When you repeat the records, keep every word exact and drop each picture.

(Stored records)
* * * *
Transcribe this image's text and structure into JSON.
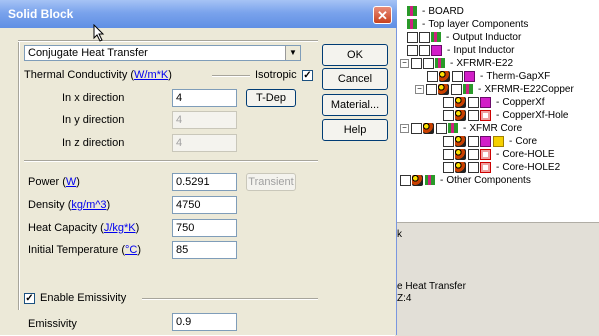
{
  "dialog": {
    "title": "Solid Block",
    "close_glyph": "✕",
    "type_select": {
      "value": "Conjugate Heat Transfer"
    },
    "thermal": {
      "label_prefix": "Thermal Conductivity (",
      "label_unit": "W/m*K",
      "label_suffix": ")",
      "isotropic_label": "Isotropic",
      "isotropic_checked": true,
      "x_label": "In  x  direction",
      "y_label": "In  y  direction",
      "z_label": "In  z  direction",
      "x_value": "4",
      "y_value": "4",
      "z_value": "4",
      "tdep_label": "T-Dep"
    },
    "power": {
      "label": "Power (",
      "unit": "W",
      "suffix": ")",
      "value": "0.5291",
      "transient_label": "Transient"
    },
    "density": {
      "label": "Density (",
      "unit": "kg/m^3",
      "suffix": ")",
      "value": "4750"
    },
    "heat_capacity": {
      "label": "Heat Capacity (",
      "unit": "J/kg*K",
      "suffix": ")",
      "value": "750"
    },
    "initial_temp": {
      "label": "Initial Temperature (",
      "unit": "°C",
      "suffix": ")",
      "value": "85"
    },
    "emissivity": {
      "enable_label": "Enable Emissivity",
      "enabled": true,
      "label": "Emissivity",
      "value": "0.9"
    },
    "buttons": {
      "ok": "OK",
      "cancel": "Cancel",
      "material": "Material...",
      "help": "Help"
    },
    "check_glyph": "✓"
  },
  "tree": {
    "dash": "-",
    "nodes": [
      {
        "label": "BOARD"
      },
      {
        "label": "Top layer Components"
      },
      {
        "label": "Output Inductor"
      },
      {
        "label": "Input Inductor"
      },
      {
        "label": "XFRMR-E22"
      },
      {
        "label": "Therm-GapXF"
      },
      {
        "label": "XFRMR-E22Copper"
      },
      {
        "label": "CopperXf"
      },
      {
        "label": "CopperXf-Hole"
      },
      {
        "label": "XFMR Core"
      },
      {
        "label": "Core"
      },
      {
        "label": "Core-HOLE"
      },
      {
        "label": "Core-HOLE2"
      },
      {
        "label": "Other Components"
      }
    ],
    "expander_minus": "−"
  },
  "lower_panel": {
    "text1": "k",
    "text2": "e Heat Transfer",
    "text3": "Z:4"
  }
}
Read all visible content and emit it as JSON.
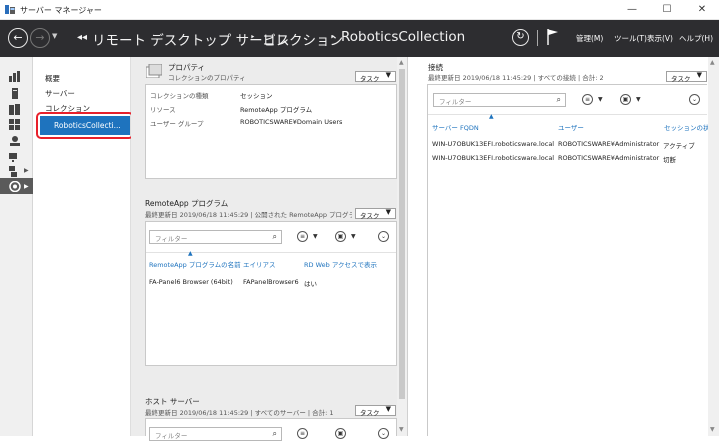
{
  "window": {
    "title": "サーバー マネージャー",
    "min": "—",
    "max": "☐",
    "close": "✕"
  },
  "nav": {
    "back": "←",
    "forward": "→",
    "breadcrumb": [
      "リモート デスクトップ サービス",
      "コレクション",
      "RoboticsCollection"
    ],
    "sep": "‣",
    "menus": [
      "管理(M)",
      "ツール(T)",
      "表示(V)",
      "ヘルプ(H)"
    ]
  },
  "sidebar": {
    "items": [
      "概要",
      "サーバー",
      "コレクション",
      "RoboticsCollecti..."
    ]
  },
  "properties": {
    "title": "プロパティ",
    "subtitle": "コレクションのプロパティ",
    "task_label": "タスク",
    "rows": [
      {
        "label": "コレクションの種類",
        "value": "セッション"
      },
      {
        "label": "リソース",
        "value": "RemoteApp プログラム"
      },
      {
        "label": "ユーザー グループ",
        "value": "ROBOTICSWARE¥Domain Users"
      }
    ]
  },
  "remoteapp": {
    "title": "RemoteApp プログラム",
    "subtitle": "最終更新日 2019/06/18 11:45:29 | 公開された RemoteApp プログラ...",
    "task_label": "タスク",
    "filter_placeholder": "フィルター",
    "columns": [
      "RemoteApp プログラムの名前",
      "エイリアス",
      "RD Web アクセスで表示"
    ],
    "rows": [
      [
        "FA-Panel6 Browser (64bit)",
        "FAPanelBrowser6",
        "はい"
      ]
    ]
  },
  "hostservers": {
    "title": "ホスト サーバー",
    "subtitle": "最終更新日 2019/06/18 11:45:29 | すべてのサーバー | 合計: 1",
    "task_label": "タスク",
    "filter_placeholder": "フィルター"
  },
  "connections": {
    "title": "接続",
    "subtitle": "最終更新日 2019/06/18 11:45:29 | すべての接続 | 合計: 2",
    "task_label": "タスク",
    "filter_placeholder": "フィルター",
    "columns": [
      "サーバー FQDN",
      "ユーザー",
      "セッションの状"
    ],
    "rows": [
      [
        "WIN-U7OBUK13EFI.roboticsware.local",
        "ROBOTICSWARE¥Administrator",
        "アクティブ"
      ],
      [
        "WIN-U7OBUK13EFI.roboticsware.local",
        "ROBOTICSWARE¥Administrator",
        "切断"
      ]
    ]
  },
  "colors": {
    "navbar": "#2d2d30",
    "accent": "#1e73be",
    "highlight": "#e8202b"
  }
}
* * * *
TASK OUTPUT>
Transcribe this image's text and structure into JSON.
{
  "dialog": {
    "title": "Solid Block",
    "close_glyph": "✕",
    "type_select": {
      "value": "Conjugate Heat Transfer"
    },
    "thermal": {
      "label_prefix": "Thermal Conductivity (",
      "label_unit": "W/m*K",
      "label_suffix": ")",
      "isotropic_label": "Isotropic",
      "isotropic_checked": true,
      "x_label": "In  x  direction",
      "y_label": "In  y  direction",
      "z_label": "In  z  direction",
      "x_value": "4",
      "y_value": "4",
      "z_value": "4",
      "tdep_label": "T-Dep"
    },
    "power": {
      "label": "Power (",
      "unit": "W",
      "suffix": ")",
      "value": "0.5291",
      "transient_label": "Transient"
    },
    "density": {
      "label": "Density (",
      "unit": "kg/m^3",
      "suffix": ")",
      "value": "4750"
    },
    "heat_capacity": {
      "label": "Heat Capacity (",
      "unit": "J/kg*K",
      "suffix": ")",
      "value": "750"
    },
    "initial_temp": {
      "label": "Initial Temperature (",
      "unit": "°C",
      "suffix": ")",
      "value": "85"
    },
    "emissivity": {
      "enable_label": "Enable Emissivity",
      "enabled": true,
      "label": "Emissivity",
      "value": "0.9"
    },
    "buttons": {
      "ok": "OK",
      "cancel": "Cancel",
      "material": "Material...",
      "help": "Help"
    },
    "check_glyph": "✓"
  },
  "tree": {
    "dash": "-",
    "nodes": [
      {
        "label": "BOARD"
      },
      {
        "label": "Top layer Components"
      },
      {
        "label": "Output Inductor"
      },
      {
        "label": "Input Inductor"
      },
      {
        "label": "XFRMR-E22"
      },
      {
        "label": "Therm-GapXF"
      },
      {
        "label": "XFRMR-E22Copper"
      },
      {
        "label": "CopperXf"
      },
      {
        "label": "CopperXf-Hole"
      },
      {
        "label": "XFMR Core"
      },
      {
        "label": "Core"
      },
      {
        "label": "Core-HOLE"
      },
      {
        "label": "Core-HOLE2"
      },
      {
        "label": "Other Components"
      }
    ],
    "expander_minus": "−"
  },
  "lower_panel": {
    "text1": "k",
    "text2": "e Heat Transfer",
    "text3": "Z:4"
  }
}
Read all visible content and emit it as JSON.
{
  "window": {
    "title": "サーバー マネージャー",
    "min": "—",
    "max": "☐",
    "close": "✕"
  },
  "nav": {
    "back": "←",
    "forward": "→",
    "breadcrumb": [
      "リモート デスクトップ サービス",
      "コレクション",
      "RoboticsCollection"
    ],
    "sep": "‣",
    "menus": [
      "管理(M)",
      "ツール(T)",
      "表示(V)",
      "ヘルプ(H)"
    ]
  },
  "sidebar": {
    "items": [
      "概要",
      "サーバー",
      "コレクション",
      "RoboticsCollecti..."
    ]
  },
  "properties": {
    "title": "プロパティ",
    "subtitle": "コレクションのプロパティ",
    "task_label": "タスク",
    "rows": [
      {
        "label": "コレクションの種類",
        "value": "セッション"
      },
      {
        "label": "リソース",
        "value": "RemoteApp プログラム"
      },
      {
        "label": "ユーザー グループ",
        "value": "ROBOTICSWARE¥Domain Users"
      }
    ]
  },
  "remoteapp": {
    "title": "RemoteApp プログラム",
    "subtitle": "最終更新日 2019/06/18 11:45:29 | 公開された RemoteApp プログラ...",
    "task_label": "タスク",
    "filter_placeholder": "フィルター",
    "columns": [
      "RemoteApp プログラムの名前",
      "エイリアス",
      "RD Web アクセスで表示"
    ],
    "rows": [
      [
        "FA-Panel6 Browser (64bit)",
        "FAPanelBrowser6",
        "はい"
      ]
    ]
  },
  "hostservers": {
    "title": "ホスト サーバー",
    "subtitle": "最終更新日 2019/06/18 11:45:29 | すべてのサーバー | 合計: 1",
    "task_label": "タスク",
    "filter_placeholder": "フィルター"
  },
  "connections": {
    "title": "接続",
    "subtitle": "最終更新日 2019/06/18 11:45:29 | すべての接続 | 合計: 2",
    "task_label": "タスク",
    "filter_placeholder": "フィルター",
    "columns": [
      "サーバー FQDN",
      "ユーザー",
      "セッションの状"
    ],
    "rows": [
      [
        "WIN-U7OBUK13EFI.roboticsware.local",
        "ROBOTICSWARE¥Administrator",
        "アクティブ"
      ],
      [
        "WIN-U7OBUK13EFI.roboticsware.local",
        "ROBOTICSWARE¥Administrator",
        "切断"
      ]
    ]
  },
  "colors": {
    "navbar": "#2d2d30",
    "accent": "#1e73be",
    "highlight": "#e8202b"
  }
}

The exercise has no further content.